Our well-being program provides fast, accessible support, but we are not the permanent infrastructure or systemic solutions required for long-term change. There are no maximum hours physicians can work in a week. Our medical culture is often to continue working and serving our patients, sometimes without paying attention to our own wellness, resulting in burnout. That needs to change.
Proactive efforts to streamline physician training — targeting budding doctors to certain fields, whether it be primary or speciality care, based on population needs to better serve our various communities — is also essential.
And we must acknowledge that the hardest hit population of health care workers throughout the pandemic is women. We must provide extra resources to this group, who often bear the brunt of childcare and family needs, which have been greatly disrupted by COVID-19.
But well-being initiatives are still a place to start, and programs targeted for providers must become more common nationally.
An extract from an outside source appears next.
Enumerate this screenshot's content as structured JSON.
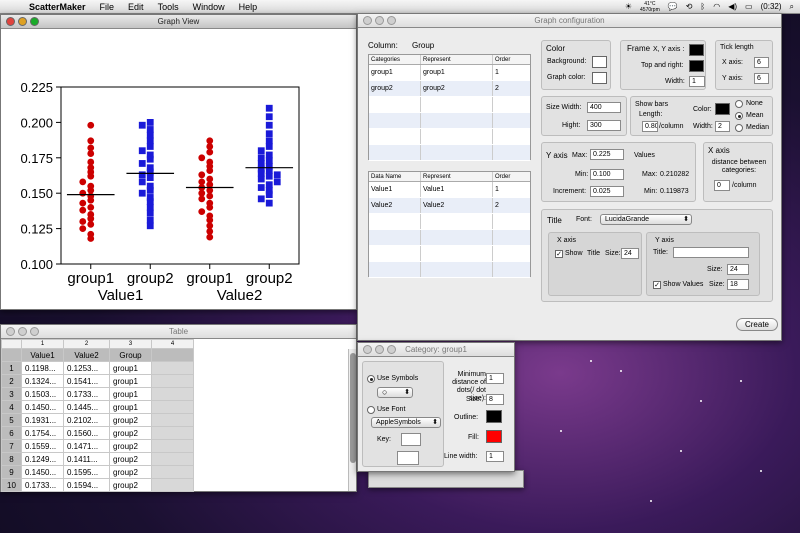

We have developed a Peers for Peers training curriculum accredited by the Royal College of Physicians and Surgeons of Canada and the College of Family Physicians of Canada that covers a range of topics, from empathetic listening to recognizing peers in distress to implicit bias.
There has been uptake across Ontario, with both the Northern Ontario School of Medicine in Sudbury and the Richmond Physicians Society adopting the program’s framework. Growing interest in the program across Canada also tells us why such well-being initiatives are important and needed so urgently.
Because the program is customizable to the unique needs of various health care groups, educational institutions, and communities, it becomes intensely local. That grassroots aspect is apparent, and we’re starting to see the culture shift here in London’s health care network to one where physicians and providers prioritize their mental health.
It has been a challenging two years for our southwestern Ontario community and Canada at large. Against the backdrop of a global pandemic, we’ve gone through unprecedented social, political, and racial reckonings, we collectively began to reconcile the trauma of Canada’s residential school system, and we’ve experienced alarming climate events from coast to coast. That’s on top of the emergencies and crises doctors combat in our local communities daily.
Through all of this, care providers have continued to fight to improve the health — and mental health — of Canadians. Now, it’s time we heal the healers.
1.Myran DT, Cantor N, Rhodes E, Pugliese M, Hensel J, Taljaard M, et al. Physician health care visits for mental health and substance use during the COVID-19 pandemic in Ontario, Canada. JAMA Netw Open 2022;5(1):e2143160. https://doi.org/10.1001/jamanetworkopen.2021.43160
2.Gajjar J, Pullen N, Laxer D, Wright J. Healing the healers: system-level solutions to physician burnout. Toronto: Ontario Medical Association; 2021. Available: https://tinyurl.com/2yaxuk2w
Andrea Lum, MD, is vice dean of Clinical Faculty Affairs at the Schulich School of Medicine & Dentistry, Western University.
Laura Foxcroft, MD, is assistant dean of Faculty Wellbeing at the Schulich School of Medicine & Dentistry, Western University.